Does an Employer Contribution Allow You to Fund More Than the Maximum Allowed Toward a 401(k)?
Original post by Kathy Adams McIntosh of Demand Media
Many employers offer retirement plans as an employee benefit. These plans consist of pensions, profit-sharing or 401(k) plans. Pensions refer to employer-funded plans. The employer contributes money toward a plan. The plan arrangement commits to paying the employee a specific amount of money when he retires. Profit-sharing plans refer to plans agreed to by the employer where a portion of the company's profit is contributed to the plan. 401(k) plans offer employees the most control over their retirement planning. The IRS sets two different limitations on 401(k) contributions. One limit considers employer contributions, while one does not.
401(k) plans grow primarily through the contributions of employees. Most plans include a variety of mutual funds. The funds vary in regard to the level of risk and the types of companies in which the fund invests. The employee chooses one or more funds in which to invest. The money the employee invests reduces her taxable income, and her money grows tax-free. When the employee retires, she withdraws the money and pays income tax on the money she withdraws.
Employees determine what percentage of their paycheck they wish to contribute to the plan when they enroll. The employer calculates and withholds the desired percentage. They can contribute up to their entire paycheck as long as their paycheck does not exceed the maximum contribution limit.
Many employers offer to contribute money to employees' 401(k) plans by matching the employee contributions. The employer may match the entire amount of the employee contribution or only a percentage. Employers state this match as a percentage of the employee's contribution. For example, the employer might offer a 50 percent match. This means the employer will contribute 50 percent of the total dollars the employee contributes. Many employers also set limits regarding what percentage of the employee's income they will contribute. For example, the company might offer the 401(k) match up to 10 percent of the employee's income.
The IRS sets maximum contribution limits regarding 401(k) contributions. The total dollar limit for 2011 equals $16,500. Employees can contribute as much as they want up to this limit. This limit applies to the employee contribution only. An additional limit of $49,000 or 100 percent of the employee's contribution, whichever is lower, applies for all contributions, including employer contributions.
About the Author
Kathy Adams McIntosh started writing professionally in 2001. She has been published in "Cup of Comfort," "Community Connection" and "Wisconsin Christian News." Adams McIntosh belongs to the Fearless Freelancers and the Broadway Writers Guild.

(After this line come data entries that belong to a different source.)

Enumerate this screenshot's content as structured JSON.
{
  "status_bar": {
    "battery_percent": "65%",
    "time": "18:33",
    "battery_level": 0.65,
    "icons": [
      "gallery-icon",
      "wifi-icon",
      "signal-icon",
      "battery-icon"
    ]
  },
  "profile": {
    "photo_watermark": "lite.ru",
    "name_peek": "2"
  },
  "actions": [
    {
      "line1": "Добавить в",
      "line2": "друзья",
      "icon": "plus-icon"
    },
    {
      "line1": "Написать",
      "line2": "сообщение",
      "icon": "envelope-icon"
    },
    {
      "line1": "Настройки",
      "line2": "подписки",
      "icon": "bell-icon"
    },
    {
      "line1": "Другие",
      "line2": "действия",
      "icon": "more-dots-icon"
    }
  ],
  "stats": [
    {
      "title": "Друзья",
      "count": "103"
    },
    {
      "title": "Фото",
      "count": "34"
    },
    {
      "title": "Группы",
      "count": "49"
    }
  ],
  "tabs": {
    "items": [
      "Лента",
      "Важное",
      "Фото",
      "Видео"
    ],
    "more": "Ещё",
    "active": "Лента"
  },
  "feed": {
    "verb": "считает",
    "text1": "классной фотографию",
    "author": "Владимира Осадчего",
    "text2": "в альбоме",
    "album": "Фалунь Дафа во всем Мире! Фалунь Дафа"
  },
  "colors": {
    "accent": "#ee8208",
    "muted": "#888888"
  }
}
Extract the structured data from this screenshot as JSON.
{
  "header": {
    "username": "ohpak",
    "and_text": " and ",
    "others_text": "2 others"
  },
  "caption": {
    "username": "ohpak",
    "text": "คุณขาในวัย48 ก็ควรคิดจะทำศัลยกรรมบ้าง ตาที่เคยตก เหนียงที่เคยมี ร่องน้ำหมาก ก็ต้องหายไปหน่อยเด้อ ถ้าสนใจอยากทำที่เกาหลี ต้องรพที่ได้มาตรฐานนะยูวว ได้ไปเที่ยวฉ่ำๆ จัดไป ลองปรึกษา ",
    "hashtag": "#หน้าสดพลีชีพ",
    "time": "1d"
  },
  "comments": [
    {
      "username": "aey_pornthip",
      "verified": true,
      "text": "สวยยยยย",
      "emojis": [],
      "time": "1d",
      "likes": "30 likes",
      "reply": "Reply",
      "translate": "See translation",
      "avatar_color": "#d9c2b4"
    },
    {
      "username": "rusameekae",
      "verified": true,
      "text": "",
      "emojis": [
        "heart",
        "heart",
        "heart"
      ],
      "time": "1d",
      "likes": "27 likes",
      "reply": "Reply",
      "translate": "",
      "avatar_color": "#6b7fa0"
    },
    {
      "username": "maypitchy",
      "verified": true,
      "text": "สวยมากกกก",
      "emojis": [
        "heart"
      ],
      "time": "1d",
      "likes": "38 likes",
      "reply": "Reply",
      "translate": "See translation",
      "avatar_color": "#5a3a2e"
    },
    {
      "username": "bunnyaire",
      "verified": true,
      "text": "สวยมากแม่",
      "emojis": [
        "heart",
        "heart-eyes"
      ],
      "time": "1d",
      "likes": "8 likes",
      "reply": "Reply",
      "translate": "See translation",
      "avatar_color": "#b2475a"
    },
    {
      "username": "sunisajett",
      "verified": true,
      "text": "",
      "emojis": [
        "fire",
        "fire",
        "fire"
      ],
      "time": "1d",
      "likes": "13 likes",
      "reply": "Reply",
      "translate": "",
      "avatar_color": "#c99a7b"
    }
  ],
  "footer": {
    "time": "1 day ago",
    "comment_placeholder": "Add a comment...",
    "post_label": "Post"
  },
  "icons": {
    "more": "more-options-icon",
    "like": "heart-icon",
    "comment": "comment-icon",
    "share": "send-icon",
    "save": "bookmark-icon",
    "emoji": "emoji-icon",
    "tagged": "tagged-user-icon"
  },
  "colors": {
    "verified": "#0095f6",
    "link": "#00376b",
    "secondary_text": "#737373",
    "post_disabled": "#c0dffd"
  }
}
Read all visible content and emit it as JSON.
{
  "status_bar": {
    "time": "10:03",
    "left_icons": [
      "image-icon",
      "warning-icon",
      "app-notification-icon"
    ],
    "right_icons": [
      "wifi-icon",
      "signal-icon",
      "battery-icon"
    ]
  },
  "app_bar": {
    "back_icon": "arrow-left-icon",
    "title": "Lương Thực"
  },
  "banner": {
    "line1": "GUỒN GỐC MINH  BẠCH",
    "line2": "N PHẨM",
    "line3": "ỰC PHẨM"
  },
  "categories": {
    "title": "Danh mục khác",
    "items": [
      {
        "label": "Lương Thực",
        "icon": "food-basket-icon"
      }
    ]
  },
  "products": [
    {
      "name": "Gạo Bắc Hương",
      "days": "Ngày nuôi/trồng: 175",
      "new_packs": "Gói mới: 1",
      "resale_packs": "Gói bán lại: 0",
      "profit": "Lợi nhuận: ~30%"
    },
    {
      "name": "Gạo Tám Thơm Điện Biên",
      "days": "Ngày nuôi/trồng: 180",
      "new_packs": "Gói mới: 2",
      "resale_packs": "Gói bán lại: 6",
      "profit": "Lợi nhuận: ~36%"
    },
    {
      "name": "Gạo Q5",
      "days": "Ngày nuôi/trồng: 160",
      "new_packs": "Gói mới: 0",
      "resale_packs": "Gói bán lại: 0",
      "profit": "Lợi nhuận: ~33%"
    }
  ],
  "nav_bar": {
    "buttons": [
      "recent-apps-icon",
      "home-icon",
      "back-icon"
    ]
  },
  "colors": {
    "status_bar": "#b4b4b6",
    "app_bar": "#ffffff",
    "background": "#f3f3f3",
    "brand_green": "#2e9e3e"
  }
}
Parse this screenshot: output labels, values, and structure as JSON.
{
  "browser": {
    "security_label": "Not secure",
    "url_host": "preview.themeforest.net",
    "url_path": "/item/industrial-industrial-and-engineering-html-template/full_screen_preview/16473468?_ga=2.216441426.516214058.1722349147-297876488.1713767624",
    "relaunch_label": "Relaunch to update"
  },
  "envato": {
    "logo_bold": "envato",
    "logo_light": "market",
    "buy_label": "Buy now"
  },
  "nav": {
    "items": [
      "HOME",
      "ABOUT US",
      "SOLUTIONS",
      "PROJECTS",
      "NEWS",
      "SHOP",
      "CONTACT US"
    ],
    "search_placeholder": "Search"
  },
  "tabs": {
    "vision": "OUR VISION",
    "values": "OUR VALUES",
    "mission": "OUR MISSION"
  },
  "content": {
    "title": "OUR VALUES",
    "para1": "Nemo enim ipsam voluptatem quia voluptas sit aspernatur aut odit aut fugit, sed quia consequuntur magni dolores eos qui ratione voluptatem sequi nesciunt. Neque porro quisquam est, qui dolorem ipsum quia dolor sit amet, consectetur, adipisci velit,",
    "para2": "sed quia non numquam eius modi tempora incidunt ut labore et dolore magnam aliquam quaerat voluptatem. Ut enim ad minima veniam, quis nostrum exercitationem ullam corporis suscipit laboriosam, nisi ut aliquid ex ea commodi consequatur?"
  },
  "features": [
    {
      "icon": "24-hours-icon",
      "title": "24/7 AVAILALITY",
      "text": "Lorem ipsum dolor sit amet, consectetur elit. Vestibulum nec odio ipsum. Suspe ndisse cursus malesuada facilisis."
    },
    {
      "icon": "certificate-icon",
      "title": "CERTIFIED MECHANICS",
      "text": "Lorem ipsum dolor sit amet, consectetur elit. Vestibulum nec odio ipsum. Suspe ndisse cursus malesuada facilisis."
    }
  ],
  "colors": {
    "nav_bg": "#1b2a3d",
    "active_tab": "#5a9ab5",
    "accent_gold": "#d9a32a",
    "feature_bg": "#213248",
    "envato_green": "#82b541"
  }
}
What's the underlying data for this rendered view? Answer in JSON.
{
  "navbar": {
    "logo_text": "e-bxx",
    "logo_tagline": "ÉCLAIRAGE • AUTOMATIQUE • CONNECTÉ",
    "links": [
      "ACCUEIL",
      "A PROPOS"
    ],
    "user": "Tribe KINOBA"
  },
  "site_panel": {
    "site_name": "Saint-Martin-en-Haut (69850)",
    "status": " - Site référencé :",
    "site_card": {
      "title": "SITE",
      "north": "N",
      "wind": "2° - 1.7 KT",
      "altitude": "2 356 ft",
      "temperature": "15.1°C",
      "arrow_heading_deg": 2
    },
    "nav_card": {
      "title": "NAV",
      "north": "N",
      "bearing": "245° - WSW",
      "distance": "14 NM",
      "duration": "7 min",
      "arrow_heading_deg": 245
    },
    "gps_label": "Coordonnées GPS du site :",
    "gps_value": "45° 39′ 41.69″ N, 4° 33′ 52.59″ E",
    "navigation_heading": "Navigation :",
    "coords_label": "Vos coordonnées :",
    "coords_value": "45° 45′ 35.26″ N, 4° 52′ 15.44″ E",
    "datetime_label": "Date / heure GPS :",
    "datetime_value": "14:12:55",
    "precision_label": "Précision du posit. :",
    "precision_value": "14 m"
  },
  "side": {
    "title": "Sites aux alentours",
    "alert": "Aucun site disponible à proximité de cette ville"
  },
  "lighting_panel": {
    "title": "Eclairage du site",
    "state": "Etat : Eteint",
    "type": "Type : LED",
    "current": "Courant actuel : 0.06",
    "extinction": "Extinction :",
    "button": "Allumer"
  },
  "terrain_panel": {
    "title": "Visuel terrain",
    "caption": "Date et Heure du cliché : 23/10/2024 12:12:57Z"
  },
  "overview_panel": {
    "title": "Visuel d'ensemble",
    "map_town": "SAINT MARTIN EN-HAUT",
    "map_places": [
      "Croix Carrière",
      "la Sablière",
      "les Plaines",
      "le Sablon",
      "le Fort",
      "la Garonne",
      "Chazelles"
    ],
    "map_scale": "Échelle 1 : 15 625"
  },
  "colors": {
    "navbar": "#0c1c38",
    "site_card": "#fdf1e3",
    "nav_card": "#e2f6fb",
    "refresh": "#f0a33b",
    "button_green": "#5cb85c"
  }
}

She earned her Master of Business Administration from the University of Wisconsin.